[Data records]
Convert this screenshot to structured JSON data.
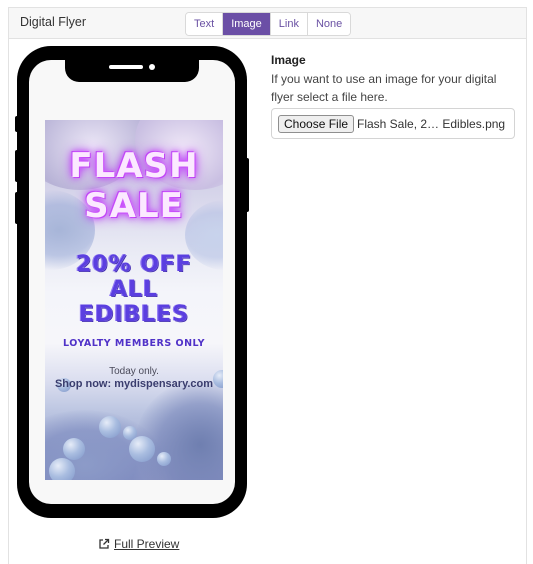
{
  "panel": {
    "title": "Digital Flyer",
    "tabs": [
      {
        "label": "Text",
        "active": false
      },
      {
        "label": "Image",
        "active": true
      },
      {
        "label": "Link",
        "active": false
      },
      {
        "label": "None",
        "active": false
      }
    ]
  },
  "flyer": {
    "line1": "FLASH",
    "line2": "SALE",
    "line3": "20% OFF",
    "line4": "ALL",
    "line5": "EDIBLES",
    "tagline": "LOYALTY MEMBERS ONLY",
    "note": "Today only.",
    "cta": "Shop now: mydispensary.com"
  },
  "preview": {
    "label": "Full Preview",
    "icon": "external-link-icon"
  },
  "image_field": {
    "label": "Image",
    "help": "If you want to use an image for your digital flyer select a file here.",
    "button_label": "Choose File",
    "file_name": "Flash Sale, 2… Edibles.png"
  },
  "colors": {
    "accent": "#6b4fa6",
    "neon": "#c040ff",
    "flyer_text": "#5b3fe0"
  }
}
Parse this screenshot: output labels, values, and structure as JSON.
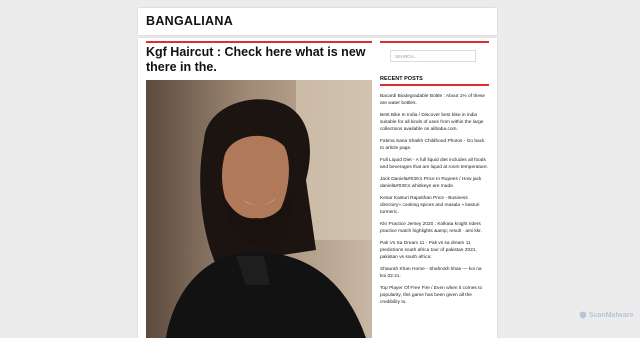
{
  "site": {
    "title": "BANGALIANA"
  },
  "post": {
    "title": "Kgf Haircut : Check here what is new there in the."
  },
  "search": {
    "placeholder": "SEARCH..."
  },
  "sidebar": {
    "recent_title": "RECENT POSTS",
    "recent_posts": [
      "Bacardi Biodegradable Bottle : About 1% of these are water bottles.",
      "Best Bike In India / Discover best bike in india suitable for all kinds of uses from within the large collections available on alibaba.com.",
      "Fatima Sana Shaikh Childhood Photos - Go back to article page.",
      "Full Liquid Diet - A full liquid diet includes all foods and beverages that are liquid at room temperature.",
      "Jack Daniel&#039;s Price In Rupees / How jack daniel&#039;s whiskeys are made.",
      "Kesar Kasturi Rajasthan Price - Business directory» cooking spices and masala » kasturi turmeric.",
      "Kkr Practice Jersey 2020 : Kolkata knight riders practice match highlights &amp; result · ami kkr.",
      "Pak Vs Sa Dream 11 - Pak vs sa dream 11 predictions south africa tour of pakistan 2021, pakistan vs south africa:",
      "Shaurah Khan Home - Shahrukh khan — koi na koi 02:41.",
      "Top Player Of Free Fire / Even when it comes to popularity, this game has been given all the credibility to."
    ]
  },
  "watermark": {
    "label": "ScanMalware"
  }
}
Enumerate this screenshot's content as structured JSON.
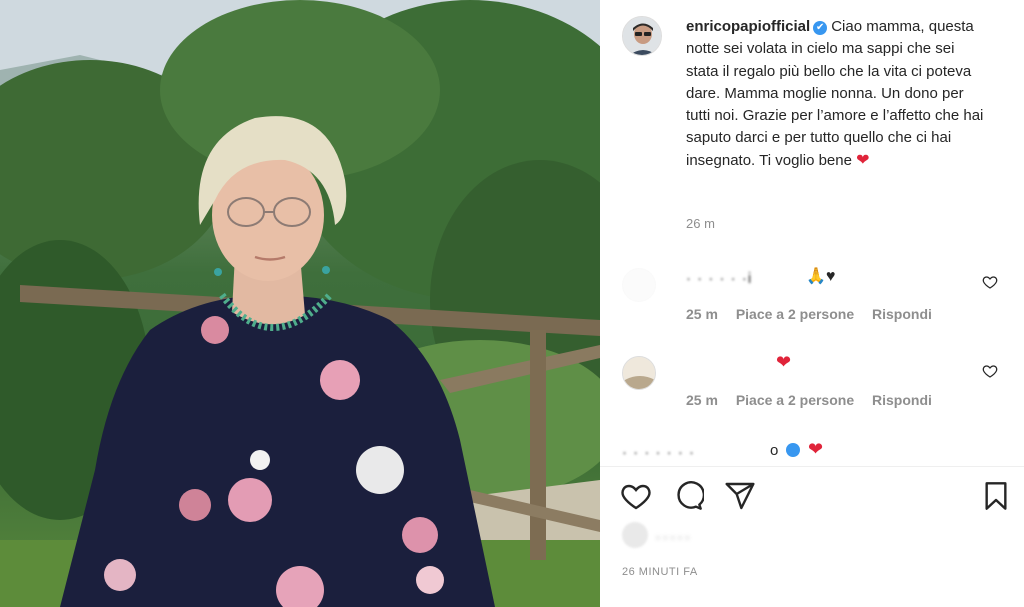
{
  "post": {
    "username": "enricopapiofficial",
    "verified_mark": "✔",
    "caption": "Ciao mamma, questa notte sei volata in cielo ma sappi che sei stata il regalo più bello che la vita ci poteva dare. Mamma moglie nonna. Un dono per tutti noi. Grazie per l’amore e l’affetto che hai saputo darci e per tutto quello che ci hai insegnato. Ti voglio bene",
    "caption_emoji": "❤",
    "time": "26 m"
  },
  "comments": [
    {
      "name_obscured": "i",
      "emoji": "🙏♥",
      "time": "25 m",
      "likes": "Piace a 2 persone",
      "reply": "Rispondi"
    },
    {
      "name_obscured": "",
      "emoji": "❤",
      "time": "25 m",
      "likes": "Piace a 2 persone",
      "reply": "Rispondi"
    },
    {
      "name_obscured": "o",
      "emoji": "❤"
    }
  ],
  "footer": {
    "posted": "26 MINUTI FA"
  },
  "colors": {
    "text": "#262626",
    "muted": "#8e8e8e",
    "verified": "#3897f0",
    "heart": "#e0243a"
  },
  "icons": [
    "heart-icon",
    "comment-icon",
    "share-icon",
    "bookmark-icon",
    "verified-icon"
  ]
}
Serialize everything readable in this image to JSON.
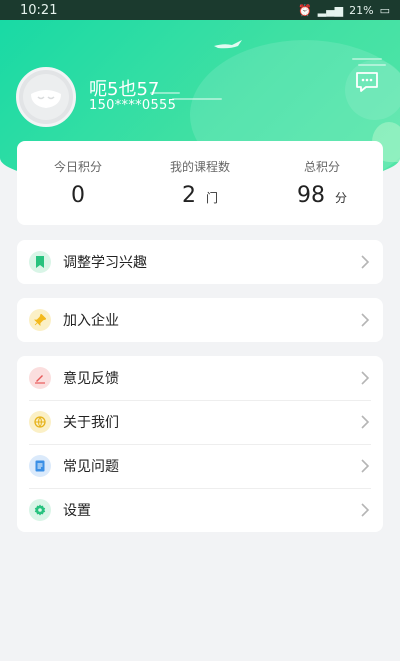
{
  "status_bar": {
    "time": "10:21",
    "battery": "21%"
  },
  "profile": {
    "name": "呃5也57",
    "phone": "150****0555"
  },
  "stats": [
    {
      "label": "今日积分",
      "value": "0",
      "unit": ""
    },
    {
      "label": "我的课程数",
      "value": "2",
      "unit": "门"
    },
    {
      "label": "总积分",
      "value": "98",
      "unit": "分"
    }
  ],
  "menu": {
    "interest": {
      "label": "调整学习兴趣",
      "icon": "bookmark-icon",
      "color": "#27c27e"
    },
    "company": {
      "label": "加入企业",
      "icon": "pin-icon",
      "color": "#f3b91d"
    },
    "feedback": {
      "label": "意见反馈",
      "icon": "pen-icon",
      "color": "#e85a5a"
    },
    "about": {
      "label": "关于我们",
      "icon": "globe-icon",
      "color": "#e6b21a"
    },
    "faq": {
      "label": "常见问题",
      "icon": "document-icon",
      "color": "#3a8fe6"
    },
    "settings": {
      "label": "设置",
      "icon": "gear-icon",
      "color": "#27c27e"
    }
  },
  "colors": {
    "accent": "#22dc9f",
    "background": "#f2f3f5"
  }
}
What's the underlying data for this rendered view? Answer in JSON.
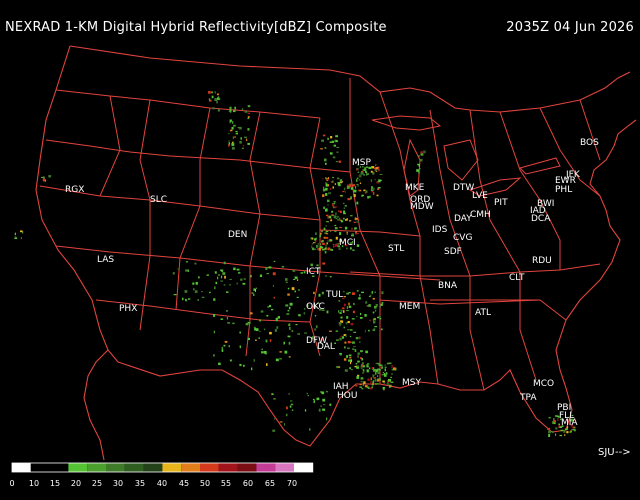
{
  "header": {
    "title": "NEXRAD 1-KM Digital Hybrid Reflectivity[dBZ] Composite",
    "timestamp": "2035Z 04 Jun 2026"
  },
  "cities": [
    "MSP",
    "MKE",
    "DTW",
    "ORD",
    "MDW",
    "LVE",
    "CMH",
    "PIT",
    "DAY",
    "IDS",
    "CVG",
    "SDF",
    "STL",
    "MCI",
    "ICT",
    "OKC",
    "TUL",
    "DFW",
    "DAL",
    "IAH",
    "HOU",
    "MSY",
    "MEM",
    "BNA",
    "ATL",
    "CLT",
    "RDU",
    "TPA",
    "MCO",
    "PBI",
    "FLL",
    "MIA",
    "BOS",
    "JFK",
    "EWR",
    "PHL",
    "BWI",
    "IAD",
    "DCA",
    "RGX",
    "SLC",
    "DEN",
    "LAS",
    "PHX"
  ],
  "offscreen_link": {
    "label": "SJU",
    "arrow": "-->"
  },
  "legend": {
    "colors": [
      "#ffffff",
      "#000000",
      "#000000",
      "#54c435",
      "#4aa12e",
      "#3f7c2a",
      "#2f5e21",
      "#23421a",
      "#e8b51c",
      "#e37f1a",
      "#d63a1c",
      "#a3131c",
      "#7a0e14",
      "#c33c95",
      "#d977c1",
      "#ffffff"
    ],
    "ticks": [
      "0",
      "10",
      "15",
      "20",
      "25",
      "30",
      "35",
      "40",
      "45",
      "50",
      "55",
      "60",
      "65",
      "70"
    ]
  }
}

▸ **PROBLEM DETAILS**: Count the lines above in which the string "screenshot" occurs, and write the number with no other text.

▸ **RESULT FOR THIS EXERCISE**: 3